Even though I’ve been able to stick to some sort of training and exercise regimen, for the past few weeks I’ve been doing this more as a force of habit rather than something I consciously am looking forward to and enjoy. So I started thinking about this lack of motivation and how I’ve been able to power through despite it.
A wise man once told me and a few hundred other members of MX Endurance, “Motivation never lasts. We need accountability and community to keep us riding the up and down waves of committing to a consistent program. Accountability trumps motivation every day.”
I posed the question, “How do you motivate yourself?” to my social media followers and got a wide range of responses. I picked my favorite ones and tried to include as many as I could in this week’s vlog. But really, my topic was, “How do you deal with a lack of motivation?”

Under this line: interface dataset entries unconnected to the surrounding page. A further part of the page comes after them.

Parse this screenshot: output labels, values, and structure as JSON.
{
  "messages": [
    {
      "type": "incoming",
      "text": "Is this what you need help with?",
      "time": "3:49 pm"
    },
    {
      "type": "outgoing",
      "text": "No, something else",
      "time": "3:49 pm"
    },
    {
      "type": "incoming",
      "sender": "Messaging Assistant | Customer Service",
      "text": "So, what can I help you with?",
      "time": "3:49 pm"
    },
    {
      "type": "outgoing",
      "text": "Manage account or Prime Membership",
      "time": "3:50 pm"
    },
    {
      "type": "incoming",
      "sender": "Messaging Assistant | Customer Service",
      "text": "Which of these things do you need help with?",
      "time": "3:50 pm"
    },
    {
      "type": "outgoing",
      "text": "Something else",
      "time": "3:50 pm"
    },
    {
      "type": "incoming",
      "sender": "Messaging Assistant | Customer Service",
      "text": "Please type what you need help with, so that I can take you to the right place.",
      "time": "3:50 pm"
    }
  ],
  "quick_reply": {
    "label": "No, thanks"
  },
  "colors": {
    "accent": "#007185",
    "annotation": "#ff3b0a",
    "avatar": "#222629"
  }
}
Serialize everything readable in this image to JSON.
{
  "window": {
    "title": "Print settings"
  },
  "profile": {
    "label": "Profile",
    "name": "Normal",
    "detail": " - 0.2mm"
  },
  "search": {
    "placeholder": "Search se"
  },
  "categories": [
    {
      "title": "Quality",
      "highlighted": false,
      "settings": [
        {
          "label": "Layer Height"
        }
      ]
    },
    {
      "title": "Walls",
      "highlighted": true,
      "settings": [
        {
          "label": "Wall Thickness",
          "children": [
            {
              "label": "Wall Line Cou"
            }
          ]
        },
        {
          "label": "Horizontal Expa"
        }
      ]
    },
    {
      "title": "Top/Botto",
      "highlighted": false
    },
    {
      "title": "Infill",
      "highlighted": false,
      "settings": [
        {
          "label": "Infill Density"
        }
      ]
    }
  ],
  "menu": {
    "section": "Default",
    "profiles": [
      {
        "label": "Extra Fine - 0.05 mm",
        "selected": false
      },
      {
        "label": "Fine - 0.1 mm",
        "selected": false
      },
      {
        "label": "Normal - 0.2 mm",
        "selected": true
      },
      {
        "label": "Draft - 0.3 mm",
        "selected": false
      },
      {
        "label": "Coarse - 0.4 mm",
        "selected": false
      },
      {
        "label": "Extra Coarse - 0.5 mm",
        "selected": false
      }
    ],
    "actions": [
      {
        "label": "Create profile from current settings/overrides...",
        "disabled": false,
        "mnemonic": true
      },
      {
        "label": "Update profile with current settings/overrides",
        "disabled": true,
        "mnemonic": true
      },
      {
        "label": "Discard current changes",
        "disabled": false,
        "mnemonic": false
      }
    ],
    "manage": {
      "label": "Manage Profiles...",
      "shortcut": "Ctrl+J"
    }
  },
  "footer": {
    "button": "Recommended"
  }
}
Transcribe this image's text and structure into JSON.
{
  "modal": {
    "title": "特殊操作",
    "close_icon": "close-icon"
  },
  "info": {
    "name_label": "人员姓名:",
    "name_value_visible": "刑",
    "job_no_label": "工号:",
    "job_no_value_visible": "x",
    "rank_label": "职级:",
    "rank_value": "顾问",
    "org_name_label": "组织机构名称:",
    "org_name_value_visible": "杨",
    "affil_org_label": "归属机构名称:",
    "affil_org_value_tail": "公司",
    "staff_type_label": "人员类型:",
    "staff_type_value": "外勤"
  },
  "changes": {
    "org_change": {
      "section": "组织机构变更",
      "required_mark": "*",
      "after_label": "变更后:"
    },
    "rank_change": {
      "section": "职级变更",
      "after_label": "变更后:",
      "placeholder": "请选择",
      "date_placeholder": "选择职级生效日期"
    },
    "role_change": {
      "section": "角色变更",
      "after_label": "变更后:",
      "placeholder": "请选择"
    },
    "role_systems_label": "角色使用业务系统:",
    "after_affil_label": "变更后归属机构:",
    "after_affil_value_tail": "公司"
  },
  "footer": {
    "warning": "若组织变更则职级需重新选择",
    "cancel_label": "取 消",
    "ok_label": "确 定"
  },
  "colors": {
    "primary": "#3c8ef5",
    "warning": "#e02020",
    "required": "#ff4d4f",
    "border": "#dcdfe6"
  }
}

Watch below or scroll down for a quick summary of the vlog.
Motivation, Accountability, Community
What many don’t realise is that motivation is short-term. It’s largely based on emotion, which is why we watch movies like “Champions of Fire” when we want to hype ourselves up for running a marathon, or the Ironman World Championship specials for triathlon, or even compilation reels from our favorite athletes. Motivation sparks a fire.
But much like a fire, a spark can’t keep it burning. You need fuel and oxygen. That’s where accountability and community come in.
When you’re accountable to a coach, a training program, or even a promise to a friend, you can battle through having no motivation and still accomplish what you need to do to get to your goal. Accountability breeds discipline and habit, and if there’s anything I learned from being an endurance athlete this past decade, it’s habit and discipline that keeps you going.
I tell the story of wanting to give up on the marathon leg of Challenge Roth, but because I’d trained my body to keep on going, I just kept on going out of habit until I found my second wind and was able to run the rest of the way to the finish line. That is your fuel — not motivation.
Finally, community has an amplifier effect (the “oxygen” in our metaphor). When you get support and encouragement from like-minded individuals, you become more confident and secure in what you’re doing and are able to get even more out of yourself.
The flame burns bright and long, and inspires and illuminates. And if you keep fueling it and fanning its flames, it will burn for a very long time.